[[ SOURCE INFORMATION, beginning ]]
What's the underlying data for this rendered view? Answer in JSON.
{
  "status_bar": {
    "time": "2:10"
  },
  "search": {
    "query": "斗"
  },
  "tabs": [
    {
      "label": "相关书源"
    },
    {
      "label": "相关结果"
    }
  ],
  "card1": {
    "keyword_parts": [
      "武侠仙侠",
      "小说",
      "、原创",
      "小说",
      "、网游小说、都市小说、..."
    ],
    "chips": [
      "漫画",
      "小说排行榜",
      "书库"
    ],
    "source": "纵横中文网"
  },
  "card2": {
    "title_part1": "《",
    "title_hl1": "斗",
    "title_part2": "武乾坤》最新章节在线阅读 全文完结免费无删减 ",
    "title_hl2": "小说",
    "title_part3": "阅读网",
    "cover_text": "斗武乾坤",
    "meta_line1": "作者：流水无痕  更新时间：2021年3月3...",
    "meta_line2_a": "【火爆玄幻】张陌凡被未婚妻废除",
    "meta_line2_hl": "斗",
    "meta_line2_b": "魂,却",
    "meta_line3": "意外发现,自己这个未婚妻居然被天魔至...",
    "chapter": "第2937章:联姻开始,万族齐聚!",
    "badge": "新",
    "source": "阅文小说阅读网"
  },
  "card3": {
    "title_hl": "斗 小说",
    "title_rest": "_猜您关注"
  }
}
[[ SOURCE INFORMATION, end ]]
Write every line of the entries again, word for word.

__OUTPUT__.
What's the underlying data for this rendered view? Answer in JSON.
{
  "status_bar": {
    "time": "2:10"
  },
  "search": {
    "query": "斗"
  },
  "tabs": [
    {
      "label": "相关书源"
    },
    {
      "label": "相关结果"
    }
  ],
  "card1": {
    "keyword_parts": [
      "武侠仙侠",
      "小说",
      "、原创",
      "小说",
      "、网游小说、都市小说、..."
    ],
    "chips": [
      "漫画",
      "小说排行榜",
      "书库"
    ],
    "source": "纵横中文网"
  },
  "card2": {
    "title_part1": "《",
    "title_hl1": "斗",
    "title_part2": "武乾坤》最新章节在线阅读 全文完结免费无删减 ",
    "title_hl2": "小说",
    "title_part3": "阅读网",
    "cover_text": "斗武乾坤",
    "meta_line1": "作者：流水无痕  更新时间：2021年3月3...",
    "meta_line2_a": "【火爆玄幻】张陌凡被未婚妻废除",
    "meta_line2_hl": "斗",
    "meta_line2_b": "魂,却",
    "meta_line3": "意外发现,自己这个未婚妻居然被天魔至...",
    "chapter": "第2937章:联姻开始,万族齐聚!",
    "badge": "新",
    "source": "阅文小说阅读网"
  },
  "card3": {
    "title_hl": "斗 小说",
    "title_rest": "_猜您关注"
  }
}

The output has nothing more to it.